Every year, Sydney Opera House lights up its sails with projection art as part of the Vivid Sydney Festival. The smooth, white wings of the building – iconic in their own right – provide an ideal architectural canvas for the work of whichever artist it is that’s commissioned for the annual event.

This week, the Opera House announced they will be capitalising on their in-built canvas more regularly. Nightly and year-round, visitors to the Circular Quay area will be subject to an art exhibition called Badu Gili, a 7-minute-long projection that celebrates the culture and stories of the Gadigal people, who were the traditional owners of Bennelong Point land.

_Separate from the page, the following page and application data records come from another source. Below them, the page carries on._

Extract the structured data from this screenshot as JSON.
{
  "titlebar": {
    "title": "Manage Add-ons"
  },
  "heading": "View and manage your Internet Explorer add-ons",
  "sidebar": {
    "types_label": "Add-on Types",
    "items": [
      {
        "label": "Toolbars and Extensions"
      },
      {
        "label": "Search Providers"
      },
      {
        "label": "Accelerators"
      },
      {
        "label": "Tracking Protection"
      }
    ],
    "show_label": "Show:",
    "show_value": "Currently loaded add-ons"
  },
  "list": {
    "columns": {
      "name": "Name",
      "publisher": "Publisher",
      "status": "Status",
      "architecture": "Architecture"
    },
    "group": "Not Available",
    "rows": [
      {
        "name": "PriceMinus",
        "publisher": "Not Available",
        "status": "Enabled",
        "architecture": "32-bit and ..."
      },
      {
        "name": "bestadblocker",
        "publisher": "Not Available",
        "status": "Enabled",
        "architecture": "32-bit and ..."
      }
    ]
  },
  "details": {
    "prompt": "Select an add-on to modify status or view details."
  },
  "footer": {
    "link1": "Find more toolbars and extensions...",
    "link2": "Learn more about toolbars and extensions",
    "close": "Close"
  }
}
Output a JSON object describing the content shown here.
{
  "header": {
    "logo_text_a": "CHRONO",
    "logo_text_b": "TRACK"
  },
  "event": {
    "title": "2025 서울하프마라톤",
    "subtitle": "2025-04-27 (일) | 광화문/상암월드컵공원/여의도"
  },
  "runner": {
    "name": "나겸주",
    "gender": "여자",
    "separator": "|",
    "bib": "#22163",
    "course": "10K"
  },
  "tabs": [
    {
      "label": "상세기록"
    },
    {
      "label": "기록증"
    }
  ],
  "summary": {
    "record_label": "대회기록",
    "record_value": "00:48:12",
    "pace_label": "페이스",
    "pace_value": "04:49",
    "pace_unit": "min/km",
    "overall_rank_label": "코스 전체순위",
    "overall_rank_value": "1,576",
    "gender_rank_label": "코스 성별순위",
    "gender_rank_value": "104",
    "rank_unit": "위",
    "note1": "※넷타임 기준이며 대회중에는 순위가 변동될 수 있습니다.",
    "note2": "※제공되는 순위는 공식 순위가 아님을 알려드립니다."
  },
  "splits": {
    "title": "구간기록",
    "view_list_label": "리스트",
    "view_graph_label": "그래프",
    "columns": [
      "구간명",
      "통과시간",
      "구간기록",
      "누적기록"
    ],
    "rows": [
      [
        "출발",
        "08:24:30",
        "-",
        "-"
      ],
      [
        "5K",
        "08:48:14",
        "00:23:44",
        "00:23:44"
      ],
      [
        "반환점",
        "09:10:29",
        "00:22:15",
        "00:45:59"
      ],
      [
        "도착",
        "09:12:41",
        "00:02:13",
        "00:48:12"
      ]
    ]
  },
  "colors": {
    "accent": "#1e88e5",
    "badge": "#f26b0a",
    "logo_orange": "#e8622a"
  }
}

Badu Gili means ‘water light’ in the Gadigal language. The projection, which began last night, combines the work of five artists from Australia and the Torres Strait Islands, which has been set to mixed music to create a multi-sensory exhibit.

Work from Queenslander Jenuarrie (Judith Warrie), NSW artist Frances Belle Parker, Torres Strait artist Alick Tipoti, and the late artists Lin Onus and Minnie Pwerle will form part of the twice-nightly animation, which will play at sunset (season dependent) and at 7pm each evening. The projection has been curated by the Opera House’s head of First Nations programming, Rhoda Roberts AO.

More information and viewing times can be found here.